TASK TO CARRY OUT ▸ Below are records; say how many of their lines include the word "португальский", giving nothing but the number.

DATASET EXCERPTS ▸

##############################

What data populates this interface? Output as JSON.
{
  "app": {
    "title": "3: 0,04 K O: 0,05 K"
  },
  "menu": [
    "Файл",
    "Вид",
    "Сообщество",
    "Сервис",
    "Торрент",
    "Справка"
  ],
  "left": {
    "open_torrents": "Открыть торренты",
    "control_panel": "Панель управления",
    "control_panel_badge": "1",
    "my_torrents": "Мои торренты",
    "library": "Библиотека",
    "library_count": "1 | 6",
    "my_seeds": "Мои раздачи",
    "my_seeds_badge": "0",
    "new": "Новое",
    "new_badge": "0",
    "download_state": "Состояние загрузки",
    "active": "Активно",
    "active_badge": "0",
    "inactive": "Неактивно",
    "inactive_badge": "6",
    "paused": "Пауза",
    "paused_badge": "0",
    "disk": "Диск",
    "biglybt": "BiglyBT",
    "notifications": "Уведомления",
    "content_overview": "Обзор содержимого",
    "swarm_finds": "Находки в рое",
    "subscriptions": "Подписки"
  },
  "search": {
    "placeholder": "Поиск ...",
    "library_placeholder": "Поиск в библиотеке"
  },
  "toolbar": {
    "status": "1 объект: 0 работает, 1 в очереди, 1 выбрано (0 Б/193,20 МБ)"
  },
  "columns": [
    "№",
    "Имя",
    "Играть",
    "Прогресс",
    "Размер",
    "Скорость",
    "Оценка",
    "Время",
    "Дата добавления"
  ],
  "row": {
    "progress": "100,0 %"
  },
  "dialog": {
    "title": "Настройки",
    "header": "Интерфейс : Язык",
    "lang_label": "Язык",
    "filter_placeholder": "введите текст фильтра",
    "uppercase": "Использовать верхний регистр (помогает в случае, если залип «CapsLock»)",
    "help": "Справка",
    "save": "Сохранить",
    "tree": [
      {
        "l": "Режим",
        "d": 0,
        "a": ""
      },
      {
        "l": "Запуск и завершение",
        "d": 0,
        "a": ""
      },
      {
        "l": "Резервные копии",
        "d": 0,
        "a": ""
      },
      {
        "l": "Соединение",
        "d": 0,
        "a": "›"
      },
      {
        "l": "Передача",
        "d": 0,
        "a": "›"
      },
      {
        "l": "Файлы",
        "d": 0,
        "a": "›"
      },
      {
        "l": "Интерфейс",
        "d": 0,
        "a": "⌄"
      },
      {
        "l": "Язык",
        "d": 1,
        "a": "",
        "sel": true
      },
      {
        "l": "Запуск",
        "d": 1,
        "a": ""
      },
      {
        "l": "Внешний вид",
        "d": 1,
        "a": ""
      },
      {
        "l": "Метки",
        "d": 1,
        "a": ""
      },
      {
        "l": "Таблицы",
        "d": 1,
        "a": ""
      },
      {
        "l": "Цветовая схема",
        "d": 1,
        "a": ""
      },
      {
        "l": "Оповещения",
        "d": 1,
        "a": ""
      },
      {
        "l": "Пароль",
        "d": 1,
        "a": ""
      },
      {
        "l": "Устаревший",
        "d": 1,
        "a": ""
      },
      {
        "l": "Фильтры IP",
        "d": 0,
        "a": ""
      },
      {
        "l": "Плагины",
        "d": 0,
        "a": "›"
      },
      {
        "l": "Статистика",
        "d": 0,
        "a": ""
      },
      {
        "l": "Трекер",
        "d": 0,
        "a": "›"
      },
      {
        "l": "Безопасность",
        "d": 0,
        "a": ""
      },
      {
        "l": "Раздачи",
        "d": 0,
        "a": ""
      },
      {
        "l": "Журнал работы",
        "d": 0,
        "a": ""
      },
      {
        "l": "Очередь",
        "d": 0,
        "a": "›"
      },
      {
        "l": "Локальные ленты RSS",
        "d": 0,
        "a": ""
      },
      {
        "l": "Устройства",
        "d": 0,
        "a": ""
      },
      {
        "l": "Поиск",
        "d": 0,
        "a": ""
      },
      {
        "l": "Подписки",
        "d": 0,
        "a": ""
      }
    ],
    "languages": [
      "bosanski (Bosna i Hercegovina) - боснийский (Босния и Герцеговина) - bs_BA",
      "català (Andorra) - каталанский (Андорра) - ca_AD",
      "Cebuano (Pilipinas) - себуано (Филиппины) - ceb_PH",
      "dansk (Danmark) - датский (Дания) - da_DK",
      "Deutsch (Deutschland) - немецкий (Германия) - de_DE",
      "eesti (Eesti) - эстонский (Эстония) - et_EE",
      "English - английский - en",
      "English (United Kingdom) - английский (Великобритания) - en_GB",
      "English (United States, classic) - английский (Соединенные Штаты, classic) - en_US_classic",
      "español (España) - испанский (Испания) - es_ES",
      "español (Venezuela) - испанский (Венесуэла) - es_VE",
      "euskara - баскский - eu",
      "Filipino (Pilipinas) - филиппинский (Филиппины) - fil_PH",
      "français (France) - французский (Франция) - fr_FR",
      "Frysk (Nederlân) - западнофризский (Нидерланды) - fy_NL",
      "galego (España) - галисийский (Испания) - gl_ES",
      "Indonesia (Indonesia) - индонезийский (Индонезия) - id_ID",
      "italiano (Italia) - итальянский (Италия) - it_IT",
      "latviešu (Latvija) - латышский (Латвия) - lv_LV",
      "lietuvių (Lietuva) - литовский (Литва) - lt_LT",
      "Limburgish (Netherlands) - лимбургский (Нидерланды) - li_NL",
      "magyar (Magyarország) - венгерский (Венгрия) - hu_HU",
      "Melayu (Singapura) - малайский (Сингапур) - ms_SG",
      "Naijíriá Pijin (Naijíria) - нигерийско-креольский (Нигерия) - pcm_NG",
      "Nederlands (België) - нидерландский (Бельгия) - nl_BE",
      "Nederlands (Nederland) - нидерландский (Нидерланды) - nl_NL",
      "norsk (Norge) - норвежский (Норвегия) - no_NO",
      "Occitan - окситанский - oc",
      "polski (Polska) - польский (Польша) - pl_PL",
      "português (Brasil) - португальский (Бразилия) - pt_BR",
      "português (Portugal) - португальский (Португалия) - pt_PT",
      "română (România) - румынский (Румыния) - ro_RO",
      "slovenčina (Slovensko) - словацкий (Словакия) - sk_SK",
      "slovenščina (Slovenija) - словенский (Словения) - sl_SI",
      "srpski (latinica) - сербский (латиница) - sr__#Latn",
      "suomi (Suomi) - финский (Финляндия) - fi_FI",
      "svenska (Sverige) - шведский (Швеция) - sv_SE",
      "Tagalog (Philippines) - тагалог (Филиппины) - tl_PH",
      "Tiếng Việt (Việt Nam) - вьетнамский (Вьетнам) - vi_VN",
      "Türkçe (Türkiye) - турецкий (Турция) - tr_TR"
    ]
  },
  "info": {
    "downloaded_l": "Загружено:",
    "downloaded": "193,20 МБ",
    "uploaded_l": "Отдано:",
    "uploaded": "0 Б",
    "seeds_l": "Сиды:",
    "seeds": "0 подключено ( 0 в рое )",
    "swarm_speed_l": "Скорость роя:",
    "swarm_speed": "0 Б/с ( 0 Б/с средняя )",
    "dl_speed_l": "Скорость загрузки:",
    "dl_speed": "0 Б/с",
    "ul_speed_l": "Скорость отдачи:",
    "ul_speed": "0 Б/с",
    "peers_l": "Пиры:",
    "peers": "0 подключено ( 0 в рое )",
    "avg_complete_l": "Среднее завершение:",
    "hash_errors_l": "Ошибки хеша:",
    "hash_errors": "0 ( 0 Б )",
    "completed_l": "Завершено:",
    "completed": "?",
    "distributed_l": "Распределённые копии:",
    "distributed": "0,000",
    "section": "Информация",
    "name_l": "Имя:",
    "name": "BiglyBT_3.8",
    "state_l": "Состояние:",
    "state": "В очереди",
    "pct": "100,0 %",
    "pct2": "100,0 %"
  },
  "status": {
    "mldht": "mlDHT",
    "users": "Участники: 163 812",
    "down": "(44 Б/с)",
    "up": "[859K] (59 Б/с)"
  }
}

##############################

ANSWER BELOW ▸ 2